First there was a stage that I heard about elsewhere, where they put wood chips in the marrying barrels – a process well known in the wine industry, even if it is seen as a little dodgy. [They didn’t use chips – see the comment from John Glaser below] This was quickly stopped by the SWA, who don’t like it when people do strange things and try and call their product whisky, but they carried on the idea by putting whole new wooden barrel staves directly into the barrel, another trick pinched from wine. This was, again, quickly banned and they came up with their latest trick (not mentioned on their website yet, which tells the tale of their run-ins with the SWA) – new barrel ends. Rather than making a whole barrel from new wood, which would have a bit more of an effect than they wanted, they just replaced the ends of the barrels with the new wood, giving the whisky some contact while at the same time not breaking the rules. The folk at Compass Box are smart. And a bit mad. The Spice Tree is a 100% malt blend, currently made up of Clynelish, Teaninch and Dailuaine (I think that’s right on the last one – I had been drinking by then and my hearing was going) and it’s pleasantly spicy, as the name and intention suggest, with a rich sweetness and some woodiness from the new oak.

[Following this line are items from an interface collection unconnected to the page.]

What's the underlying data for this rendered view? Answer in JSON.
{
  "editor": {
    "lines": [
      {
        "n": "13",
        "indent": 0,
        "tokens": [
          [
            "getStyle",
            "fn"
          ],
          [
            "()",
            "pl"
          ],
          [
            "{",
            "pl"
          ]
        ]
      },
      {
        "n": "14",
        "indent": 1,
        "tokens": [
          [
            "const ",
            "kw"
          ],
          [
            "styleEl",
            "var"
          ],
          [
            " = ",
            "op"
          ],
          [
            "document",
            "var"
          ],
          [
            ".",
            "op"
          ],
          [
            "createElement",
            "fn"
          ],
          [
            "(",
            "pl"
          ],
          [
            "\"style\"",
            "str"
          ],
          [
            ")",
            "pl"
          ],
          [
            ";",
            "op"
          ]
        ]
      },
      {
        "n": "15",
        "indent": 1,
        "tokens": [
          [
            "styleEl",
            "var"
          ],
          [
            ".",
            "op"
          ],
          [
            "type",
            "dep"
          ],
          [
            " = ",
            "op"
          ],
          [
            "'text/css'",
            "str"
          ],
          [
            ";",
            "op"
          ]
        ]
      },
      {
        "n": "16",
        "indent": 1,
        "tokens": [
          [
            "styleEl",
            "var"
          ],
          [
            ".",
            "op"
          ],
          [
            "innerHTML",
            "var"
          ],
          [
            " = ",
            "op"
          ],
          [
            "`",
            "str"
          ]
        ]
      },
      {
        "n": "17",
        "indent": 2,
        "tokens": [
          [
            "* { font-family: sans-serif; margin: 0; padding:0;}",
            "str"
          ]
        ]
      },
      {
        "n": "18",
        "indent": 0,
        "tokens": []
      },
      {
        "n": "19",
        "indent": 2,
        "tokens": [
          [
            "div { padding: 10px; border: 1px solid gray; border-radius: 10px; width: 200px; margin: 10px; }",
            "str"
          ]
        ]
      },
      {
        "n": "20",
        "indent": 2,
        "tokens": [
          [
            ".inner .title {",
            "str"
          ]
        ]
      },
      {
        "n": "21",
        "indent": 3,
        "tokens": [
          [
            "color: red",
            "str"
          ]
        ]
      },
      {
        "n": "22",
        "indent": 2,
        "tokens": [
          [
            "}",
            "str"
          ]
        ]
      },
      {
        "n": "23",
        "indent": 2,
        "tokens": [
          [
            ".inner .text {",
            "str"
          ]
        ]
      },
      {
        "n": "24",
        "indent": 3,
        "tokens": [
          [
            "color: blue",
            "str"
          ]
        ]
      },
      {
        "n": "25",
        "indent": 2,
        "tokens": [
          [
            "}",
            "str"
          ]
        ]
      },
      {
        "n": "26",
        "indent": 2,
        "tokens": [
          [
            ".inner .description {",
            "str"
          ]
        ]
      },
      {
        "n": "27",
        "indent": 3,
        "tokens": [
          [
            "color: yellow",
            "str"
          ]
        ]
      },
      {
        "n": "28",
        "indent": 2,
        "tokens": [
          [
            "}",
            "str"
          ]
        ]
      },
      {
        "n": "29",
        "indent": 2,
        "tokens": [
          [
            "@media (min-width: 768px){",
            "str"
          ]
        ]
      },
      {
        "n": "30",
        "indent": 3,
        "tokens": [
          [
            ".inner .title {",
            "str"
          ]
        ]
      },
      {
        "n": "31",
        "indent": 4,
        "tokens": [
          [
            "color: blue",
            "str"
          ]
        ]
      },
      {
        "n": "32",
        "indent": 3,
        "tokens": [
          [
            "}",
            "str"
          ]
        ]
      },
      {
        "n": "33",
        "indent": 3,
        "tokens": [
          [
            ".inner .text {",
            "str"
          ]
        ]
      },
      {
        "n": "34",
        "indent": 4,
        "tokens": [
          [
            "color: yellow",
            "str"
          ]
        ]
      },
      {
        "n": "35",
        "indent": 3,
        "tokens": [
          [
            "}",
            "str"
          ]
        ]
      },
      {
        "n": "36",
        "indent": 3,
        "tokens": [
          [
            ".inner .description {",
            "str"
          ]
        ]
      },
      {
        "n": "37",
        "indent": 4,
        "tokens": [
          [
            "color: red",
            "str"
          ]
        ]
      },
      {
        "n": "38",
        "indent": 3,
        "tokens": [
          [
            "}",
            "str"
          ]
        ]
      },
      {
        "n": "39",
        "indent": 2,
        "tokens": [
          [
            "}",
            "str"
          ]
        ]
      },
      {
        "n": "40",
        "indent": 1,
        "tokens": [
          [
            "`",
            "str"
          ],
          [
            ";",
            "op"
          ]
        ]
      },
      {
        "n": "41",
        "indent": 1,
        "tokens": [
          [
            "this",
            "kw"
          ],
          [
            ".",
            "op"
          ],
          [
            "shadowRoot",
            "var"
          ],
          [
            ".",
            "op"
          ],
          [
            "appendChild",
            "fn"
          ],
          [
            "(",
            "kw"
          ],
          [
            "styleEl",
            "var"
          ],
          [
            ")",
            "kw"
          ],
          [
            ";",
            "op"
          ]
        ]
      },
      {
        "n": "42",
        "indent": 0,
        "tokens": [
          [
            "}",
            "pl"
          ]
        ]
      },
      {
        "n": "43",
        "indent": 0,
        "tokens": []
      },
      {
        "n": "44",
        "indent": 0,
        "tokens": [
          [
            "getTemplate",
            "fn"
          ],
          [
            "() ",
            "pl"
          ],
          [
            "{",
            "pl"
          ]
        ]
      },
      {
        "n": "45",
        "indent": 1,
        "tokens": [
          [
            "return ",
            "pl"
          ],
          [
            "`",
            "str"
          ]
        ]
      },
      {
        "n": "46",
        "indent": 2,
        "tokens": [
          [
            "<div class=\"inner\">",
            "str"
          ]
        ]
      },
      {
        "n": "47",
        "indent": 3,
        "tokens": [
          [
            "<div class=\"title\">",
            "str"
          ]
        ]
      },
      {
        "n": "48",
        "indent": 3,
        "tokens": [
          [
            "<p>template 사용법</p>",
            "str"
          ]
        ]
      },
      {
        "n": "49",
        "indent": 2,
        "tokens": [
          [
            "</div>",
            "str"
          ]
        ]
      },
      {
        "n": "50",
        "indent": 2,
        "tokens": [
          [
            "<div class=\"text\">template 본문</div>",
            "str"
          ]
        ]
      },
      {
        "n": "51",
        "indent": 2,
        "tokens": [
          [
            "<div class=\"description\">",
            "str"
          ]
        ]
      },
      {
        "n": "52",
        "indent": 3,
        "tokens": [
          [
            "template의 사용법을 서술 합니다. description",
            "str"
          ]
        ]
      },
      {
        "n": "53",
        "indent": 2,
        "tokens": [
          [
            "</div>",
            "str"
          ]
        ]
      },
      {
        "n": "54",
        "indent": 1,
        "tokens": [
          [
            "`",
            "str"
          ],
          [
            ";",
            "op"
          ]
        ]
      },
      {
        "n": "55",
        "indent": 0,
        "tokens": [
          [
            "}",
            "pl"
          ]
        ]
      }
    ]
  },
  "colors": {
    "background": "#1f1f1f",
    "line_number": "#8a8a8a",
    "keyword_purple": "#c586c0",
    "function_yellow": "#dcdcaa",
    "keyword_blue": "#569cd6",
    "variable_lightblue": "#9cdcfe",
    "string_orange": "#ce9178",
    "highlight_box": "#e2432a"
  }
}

It seems that new wood is one of the latest experiments in the whisky world that’s starting to rear its head after a decade long maturation process. Without thinking about the time the whisky has been in the warehouse it almost seems as if the distillers are reacting to the work of people like Compass Box, who are doing interesting things with wood, but after some consideration (as Compass Box are only a decade old) it looks like it’s all part of the long cycle of whisky experimentation. I’m interested to see what other single barrel bottlings appear from new wood but am also intrigued as to what this new flavour might contribute to regular bottlings. Glenmorangie have already made a bit of a splash with Astar, I’m keen to see who’s next.